Today's estimated earnings: $118.17

Now, I happened to log in on a day with above average earnings but since then the numbers have been consistently good. My free game is now making more than all of the pay versions (Bones, Muscles, Angiology, Anatomy) and on some days, more than all of these versions combined.

For an app with little visibility and relatively small download numbers (now about 400/day), it is doing suprisingly well with advertisement.

The number of page impressions is much higher than the number of downloads. This has been encouraging for me as it means people are not downloading and playing only once or twice. They are returning to it many times.

Clickthrough rate has averaged 2.6% since the beginning and the eCPM has been excellent, averaging 14$ during the period and surpassing $35 on one day.

I don't know if my success is atributable to Google's excellent targeting algorithm or maybe to the fact that players from the medical field are worth more per ad clicks than other gamers. All I can say is that, in certain conditions with certain populations, it is possible to make money with ads even for relatively low volume applications. Given the amount of money Google dished out for AdMob, I would bet that I am not the only developper profiting from ads.
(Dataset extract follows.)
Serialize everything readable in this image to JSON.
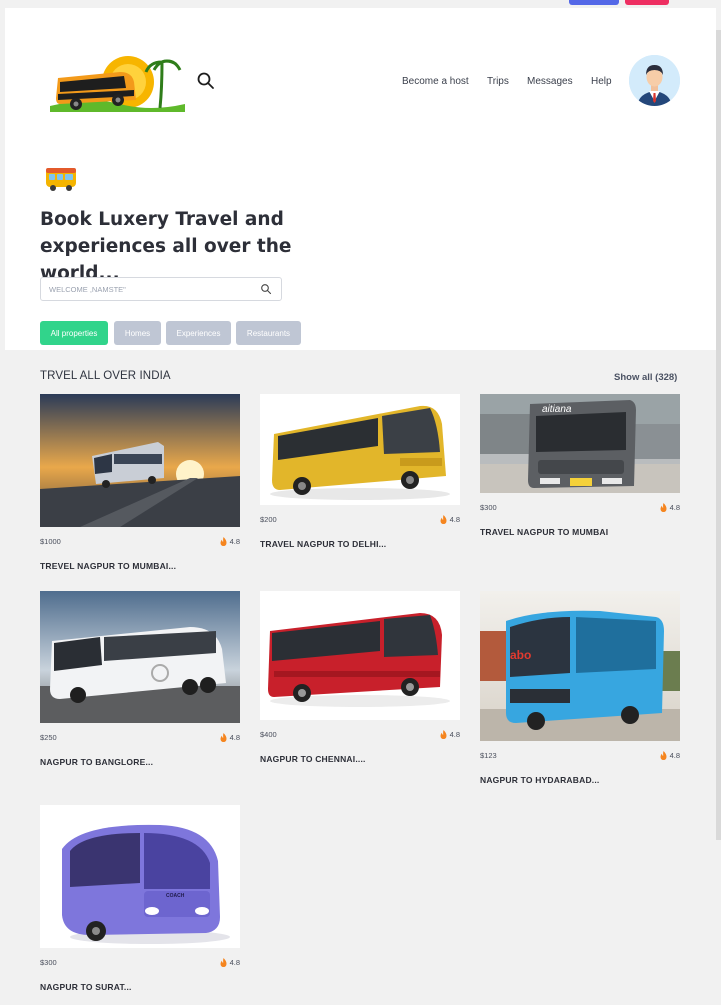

If you like the Speed Anatomy series of apps please nominate Speed Bones MD
for the Best App Ever Awards in the Best Educational App category (since there is no Best Medical App category).

Also let Dan Grigsby know you like my app as he will help chose the official nominations.

Happy Holidays!


Friday, December 4, 2009

Speed Anatomy Released!

I am pround to annouce that Speed Anatomy was just released on the app store (app store link). It is based on the same engine as Speed Bones MD and Speed Muscles MD but it is targeted at a more general audience. The levels in Speed Anatomy cover more common body parts and don't require players to recall detailed medical anatomical terms. However, because it covers much more body parts than the other games, it still ends up being the longest game in the series.

The new game contains 28 levels, including an overview of bones, muscles, arteries, veins, respiratory system and digestive system. You also get levels covering lungs, pharynx, larynx, nasal cavity,oral cavity, dentition, liver, pancreas, brain, auditory system and visual system. only $.99

This games is fun for everyone and it makes your life easy if you are tackling anatomy for high school, university or medical school. Practice mode allows you to learn specific regions without doing all the previous levels. Review mode lets you replay all the mistakes you made in the last game.

Speed Anatomy Promotional Website Launch

Just to let everyone know, I put online a promotional website for the game series. If you were not able to decide whether to buy my games or not and you felt professional looking marketing material would help sway you, there it is. Click on the link and you will also discover that the newest game in the series with the plain title "Speed Anatomy" is comming soon. I would even say that it is imminent (assuming it gets pass the gatekeepers of the app store).